Familiar Interiors, New Infotainment Unit
Step into the Ford Freestyle and you will be greeted with a fairly familiar cabin if you have sat in a Figo or Aspire before. But that’s when you notice the large 6.5-inch infotainment system screen floating in the centre like the Ford EcoSport, which is the stand-out element of the Freestyle.
The top of the dash is done up in chocolate brown plastic, while the rest is a combination of black and beige. The instrument cluster is the same as the Figo and Aspire. Plastic quality is of the hard-wearing variety – feels durable, but slightly rough. Overall fit and finish is good.
Rear seat legroom is pretty decent for an average 5-foot, 8-inch adult, and the width is adequate enough to seat three. The boot is the same as that of the Figo at 257 litres.
New 1.2 Dragon Petrol Engine
Ford will be offering the Freestyle with a 1.5-litre, four-cylinder diesel engine (same as on the Figo, Ecosport and Aspire) putting out 100 bhp of power and 215 Nm of torque. But what's interesting is the new 1.2 litre, three-cylinder petrol unit that the Freestyle comes with.
The 1.2-litre, three-cylinder, naturally aspirated petrol engine puts out 96bhp of power and 120 Nm of torque, which is better than most other 1.2 litre petrol units in the segment. Despite the added punch, the engine seems pretty refined, with just a bit of thrum at higher revs.
Both engine choices come mated to a new 5-speed manual transmission, which is much smoother to use than the earlier box found in the Figo/Aspire. There's no mention of an automatic just yet.
Ford claims fuel efficiency of 19 kmpl for the petrol motor and 24.6 kmpl for the diesel motor.
How Does The Freestyle Drive?
The Ford Freestyle’s 1.2 petrol engine has pretty decent low-end torque, which means you don’t find it sluggish. It is also smooth revving and you don’t hear it until you cross about 5,000 rpm. Ford has worked quite a bit on the NVH in the car.
The gearbox feels slick and easy to use. Ride quality is slightly on the stiffer side. Ford has ensured the steering feels precise, like on the Figo and Aspire. The torque curve is pretty linear, being a naturally-aspirated petrol, but that makes it easy to drive in the city.
We took it on a short hill-climb up to the Nahargarh Fort and with four on board with the AC, it did not run out of breath.
Key Features of the Freestyle
It's no longer big news to be talking about safety features in cars – 2 airbags and ABS are now standard fare on almost all. The Freestyle has that on all variants, and includes 6 airbags, electronic stability control, traction and what Ford calls ARP (active rollover protection) as well. ARP can help brake individual wheels to prevent the vehicle from tipping over.
Besides that, the Titanium plus also has hill assist – where the brakes hold the vehicle for a few seconds to prevent it rolling back.
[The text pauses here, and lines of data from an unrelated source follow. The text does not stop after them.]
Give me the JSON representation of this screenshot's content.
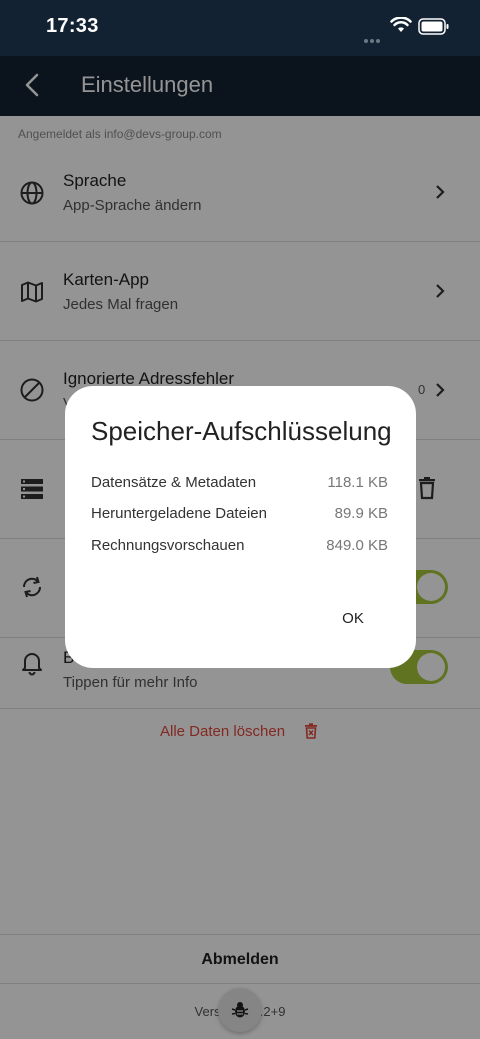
{
  "status_bar": {
    "time": "17:33"
  },
  "app_bar": {
    "title": "Einstellungen"
  },
  "account": {
    "prefix": "Angemeldet als",
    "email": "info@devs-group.com"
  },
  "settings": [
    {
      "title": "Sprache",
      "subtitle": "App-Sprache ändern",
      "icon": "globe-icon"
    },
    {
      "title": "Karten-App",
      "subtitle": "Jedes Mal fragen",
      "icon": "map-icon"
    },
    {
      "title": "Ignorierte Adressfehler",
      "subtitle": "V",
      "count": "0",
      "icon": "block-icon"
    },
    {
      "title": "",
      "subtitle": "",
      "icon": "storage-icon"
    },
    {
      "title": "",
      "subtitle": "",
      "icon": "sync-icon"
    },
    {
      "title": "B",
      "subtitle": "Tippen für mehr Info",
      "icon": "bell-icon"
    }
  ],
  "delete_all": {
    "label": "Alle Daten löschen"
  },
  "logout": {
    "label": "Abmelden"
  },
  "version": {
    "prefix": "Vers",
    "suffix": ".2+9"
  },
  "dialog": {
    "title": "Speicher-Aufschlüsselung",
    "rows": [
      {
        "label": "Datensätze & Metadaten",
        "value": "118.1 KB"
      },
      {
        "label": "Heruntergeladene Dateien",
        "value": "89.9 KB"
      },
      {
        "label": "Rechnungsvorschauen",
        "value": "849.0 KB"
      }
    ],
    "ok_label": "OK"
  },
  "colors": {
    "header_bg": "#132232",
    "toggle_on": "#a4c639",
    "danger": "#e0473a"
  }
}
Storage spaces are plenty in the front, including large door pockets and two cup holders. It gets a 12v charging point and two USB ports.
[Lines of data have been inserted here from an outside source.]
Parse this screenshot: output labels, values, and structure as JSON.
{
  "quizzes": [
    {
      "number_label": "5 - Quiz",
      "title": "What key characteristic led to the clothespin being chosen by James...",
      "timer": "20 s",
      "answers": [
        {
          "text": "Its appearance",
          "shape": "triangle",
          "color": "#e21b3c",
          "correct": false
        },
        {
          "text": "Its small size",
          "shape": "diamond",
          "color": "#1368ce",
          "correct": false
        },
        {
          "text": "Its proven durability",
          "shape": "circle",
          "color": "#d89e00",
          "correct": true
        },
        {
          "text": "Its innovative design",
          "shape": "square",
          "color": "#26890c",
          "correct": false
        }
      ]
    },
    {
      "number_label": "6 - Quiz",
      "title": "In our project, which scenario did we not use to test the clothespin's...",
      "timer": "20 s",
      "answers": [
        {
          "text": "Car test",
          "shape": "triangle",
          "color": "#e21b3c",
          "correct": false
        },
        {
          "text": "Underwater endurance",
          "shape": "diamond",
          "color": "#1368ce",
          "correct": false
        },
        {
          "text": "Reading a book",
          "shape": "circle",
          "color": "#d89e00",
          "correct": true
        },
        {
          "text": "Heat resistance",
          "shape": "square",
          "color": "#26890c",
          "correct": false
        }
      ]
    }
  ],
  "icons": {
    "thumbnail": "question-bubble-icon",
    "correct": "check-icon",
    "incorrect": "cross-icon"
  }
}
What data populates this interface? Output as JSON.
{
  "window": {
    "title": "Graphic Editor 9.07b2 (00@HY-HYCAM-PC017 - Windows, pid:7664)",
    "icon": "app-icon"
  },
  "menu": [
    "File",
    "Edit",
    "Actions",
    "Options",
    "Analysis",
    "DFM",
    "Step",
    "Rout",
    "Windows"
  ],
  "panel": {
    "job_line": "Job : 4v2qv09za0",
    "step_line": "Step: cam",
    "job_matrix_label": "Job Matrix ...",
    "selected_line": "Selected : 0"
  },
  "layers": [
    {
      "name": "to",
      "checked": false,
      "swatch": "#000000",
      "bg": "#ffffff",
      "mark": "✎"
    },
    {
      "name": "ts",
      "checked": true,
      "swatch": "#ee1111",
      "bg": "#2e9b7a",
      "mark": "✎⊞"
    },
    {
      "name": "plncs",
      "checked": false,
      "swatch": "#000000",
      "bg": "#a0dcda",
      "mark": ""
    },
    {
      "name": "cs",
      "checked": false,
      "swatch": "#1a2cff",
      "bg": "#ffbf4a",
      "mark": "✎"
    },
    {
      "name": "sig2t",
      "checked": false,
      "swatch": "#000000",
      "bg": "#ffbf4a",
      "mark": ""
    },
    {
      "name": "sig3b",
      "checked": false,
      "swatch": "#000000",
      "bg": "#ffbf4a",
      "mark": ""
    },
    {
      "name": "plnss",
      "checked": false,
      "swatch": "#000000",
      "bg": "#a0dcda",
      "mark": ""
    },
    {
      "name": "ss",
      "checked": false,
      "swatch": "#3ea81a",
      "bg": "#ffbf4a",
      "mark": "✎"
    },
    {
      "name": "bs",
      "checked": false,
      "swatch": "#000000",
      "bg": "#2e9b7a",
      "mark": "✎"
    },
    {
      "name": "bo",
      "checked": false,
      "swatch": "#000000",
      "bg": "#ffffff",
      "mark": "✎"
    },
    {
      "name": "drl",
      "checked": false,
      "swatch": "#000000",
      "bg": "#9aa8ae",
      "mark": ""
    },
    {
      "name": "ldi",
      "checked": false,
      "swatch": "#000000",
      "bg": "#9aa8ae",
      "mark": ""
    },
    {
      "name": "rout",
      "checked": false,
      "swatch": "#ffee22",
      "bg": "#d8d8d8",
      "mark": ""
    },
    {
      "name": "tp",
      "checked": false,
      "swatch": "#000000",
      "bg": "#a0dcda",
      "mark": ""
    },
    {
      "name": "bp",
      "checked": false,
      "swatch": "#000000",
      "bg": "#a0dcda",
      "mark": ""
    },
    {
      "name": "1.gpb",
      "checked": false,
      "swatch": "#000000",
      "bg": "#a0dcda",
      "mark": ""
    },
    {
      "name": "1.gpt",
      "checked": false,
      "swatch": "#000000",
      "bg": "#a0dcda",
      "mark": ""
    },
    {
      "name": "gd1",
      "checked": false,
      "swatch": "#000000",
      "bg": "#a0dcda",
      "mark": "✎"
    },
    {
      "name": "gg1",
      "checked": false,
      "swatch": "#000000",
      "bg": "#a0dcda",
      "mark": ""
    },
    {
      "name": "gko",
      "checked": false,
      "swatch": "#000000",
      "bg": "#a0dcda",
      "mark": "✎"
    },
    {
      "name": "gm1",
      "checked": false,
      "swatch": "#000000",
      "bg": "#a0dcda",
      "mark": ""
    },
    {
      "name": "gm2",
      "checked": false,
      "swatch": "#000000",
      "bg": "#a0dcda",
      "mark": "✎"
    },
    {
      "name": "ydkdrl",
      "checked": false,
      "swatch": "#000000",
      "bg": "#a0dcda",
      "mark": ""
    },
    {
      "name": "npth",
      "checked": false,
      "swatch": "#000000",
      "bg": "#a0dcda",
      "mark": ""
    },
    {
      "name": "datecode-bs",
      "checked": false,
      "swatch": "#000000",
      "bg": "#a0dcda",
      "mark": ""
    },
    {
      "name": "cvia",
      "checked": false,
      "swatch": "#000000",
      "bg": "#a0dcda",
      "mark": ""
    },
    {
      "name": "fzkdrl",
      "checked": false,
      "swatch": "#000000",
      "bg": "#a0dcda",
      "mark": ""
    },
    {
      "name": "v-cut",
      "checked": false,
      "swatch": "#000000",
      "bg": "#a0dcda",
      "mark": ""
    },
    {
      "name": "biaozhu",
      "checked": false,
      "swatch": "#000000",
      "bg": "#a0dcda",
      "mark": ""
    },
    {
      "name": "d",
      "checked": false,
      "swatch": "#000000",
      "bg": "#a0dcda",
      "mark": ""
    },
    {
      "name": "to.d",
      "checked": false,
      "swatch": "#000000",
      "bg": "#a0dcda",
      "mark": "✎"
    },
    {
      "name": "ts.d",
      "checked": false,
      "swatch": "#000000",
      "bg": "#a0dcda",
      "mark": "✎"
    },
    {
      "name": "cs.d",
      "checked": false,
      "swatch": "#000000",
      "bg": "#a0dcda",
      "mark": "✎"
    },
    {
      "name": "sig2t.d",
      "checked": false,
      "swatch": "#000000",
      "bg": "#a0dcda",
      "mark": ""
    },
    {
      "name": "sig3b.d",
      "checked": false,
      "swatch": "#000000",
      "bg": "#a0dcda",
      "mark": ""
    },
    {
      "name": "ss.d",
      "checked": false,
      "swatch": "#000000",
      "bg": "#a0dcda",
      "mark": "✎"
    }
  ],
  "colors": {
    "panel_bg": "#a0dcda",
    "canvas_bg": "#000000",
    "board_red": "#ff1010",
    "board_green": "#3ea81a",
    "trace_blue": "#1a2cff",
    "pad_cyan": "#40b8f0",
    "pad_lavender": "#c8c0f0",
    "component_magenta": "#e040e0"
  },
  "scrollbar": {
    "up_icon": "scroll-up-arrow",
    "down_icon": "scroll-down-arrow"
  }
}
Automatic climate control, keyless entry, push-button ignition, power-folding mirrors are all present on the top-end variant. The Sync 3 infotainment system has emergency calling and Android Auto built-in, with a six-speaker audio system. It also gets reverse parking sensors and a camera, but no cruise control. All-in-all, it is pretty feature packed.
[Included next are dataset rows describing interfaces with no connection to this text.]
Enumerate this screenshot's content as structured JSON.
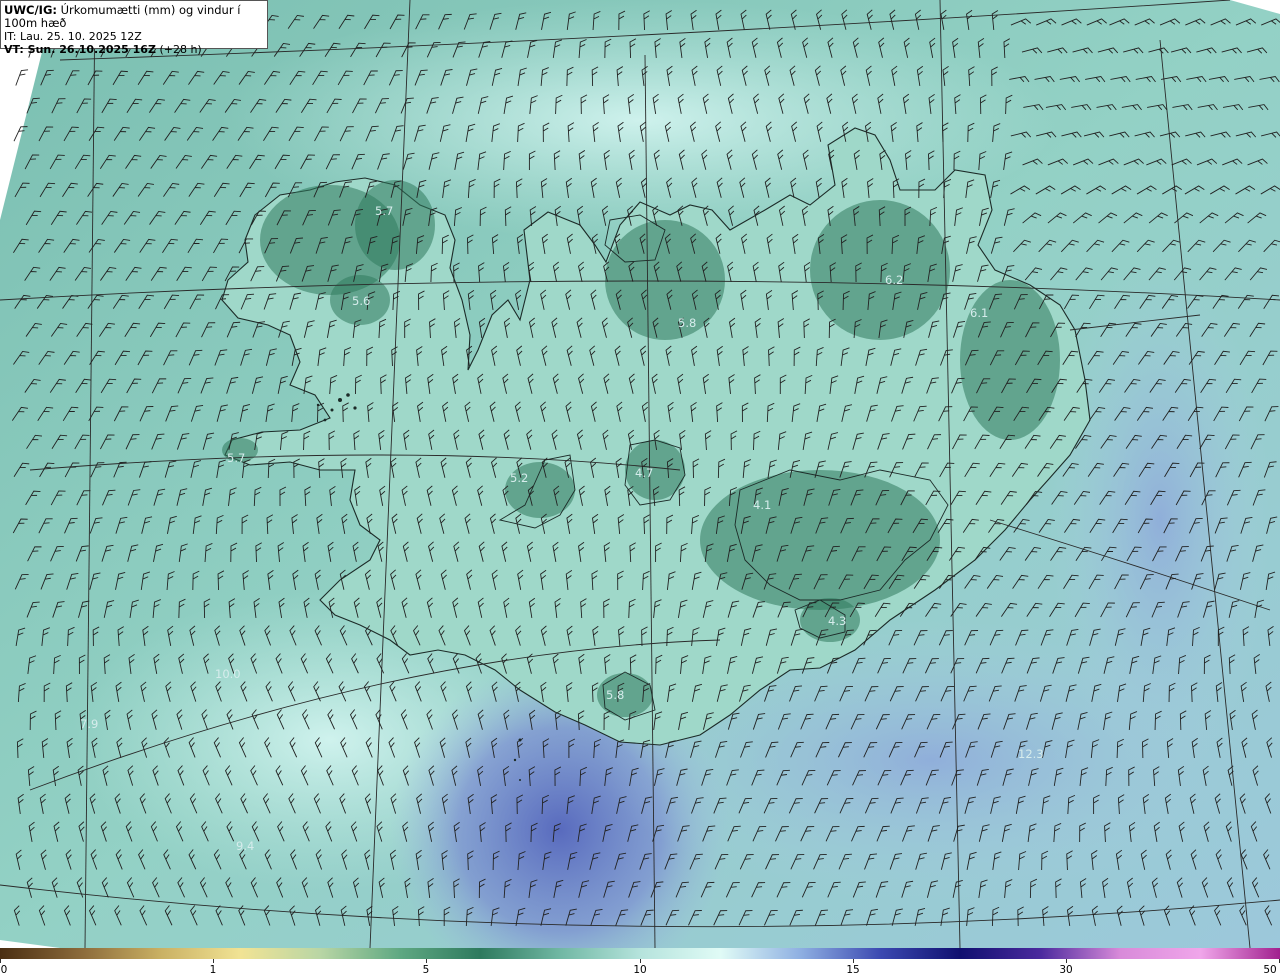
{
  "header": {
    "model": "UWC/IG:",
    "title": "Úrkomumætti (mm) og vindur í 100m hæð",
    "issue_time": "IT: Lau. 25. 10. 2025 12Z",
    "valid_prefix": "VT: Sun. 26.10.2025 16Z",
    "valid_offset": "(+28 h)"
  },
  "colorbar": {
    "ticks": [
      "0",
      "1",
      "5",
      "10",
      "15",
      "30",
      "50"
    ],
    "colors": [
      "#4a2e12",
      "#8b6a3a",
      "#c9b063",
      "#f1e394",
      "#b9d6a5",
      "#5ea882",
      "#2e7a5e",
      "#71b8a4",
      "#b5e3dc",
      "#e0fbf6",
      "#8fb0e2",
      "#3b49b1",
      "#101070",
      "#4b2a9e",
      "#d88ad9",
      "#f0a6ea",
      "#a1208e"
    ]
  },
  "map": {
    "land_colors": {
      "ocean": "#87c9bd",
      "land_low": "#a7dccf",
      "land_high": "#2f7a5c",
      "south_sea": "#7887cc"
    },
    "values": [
      "5.7",
      "5.6",
      "5.7",
      "5.2",
      "4.7",
      "5.8",
      "6.2",
      "6.1",
      "4.1",
      "4.3",
      "5.8",
      "10.0",
      "7.9",
      "9.4",
      "12.3"
    ]
  }
}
Who Would Buy One?
Overall, the Ford Freestyle makes a good case for itself. Sure, it isn't really radical when it comes to styling, but this cross-hatch has a pretty decent amount of utility thrown in. The biggest draw is the additional ground clearance it offers. And for those of you looking for a punchy petrol motor, this 1.2 litre will appeal to you. The 1.5 diesel is a tried and tested unit, and would suit those looking at longer commutes or road trips.
At the launch prices of between Rs 5.09 lakh to Rs 7.89 lakh, the Ford Freestyle offers great value for money as well - it is even cheaper than the Figo hatchback!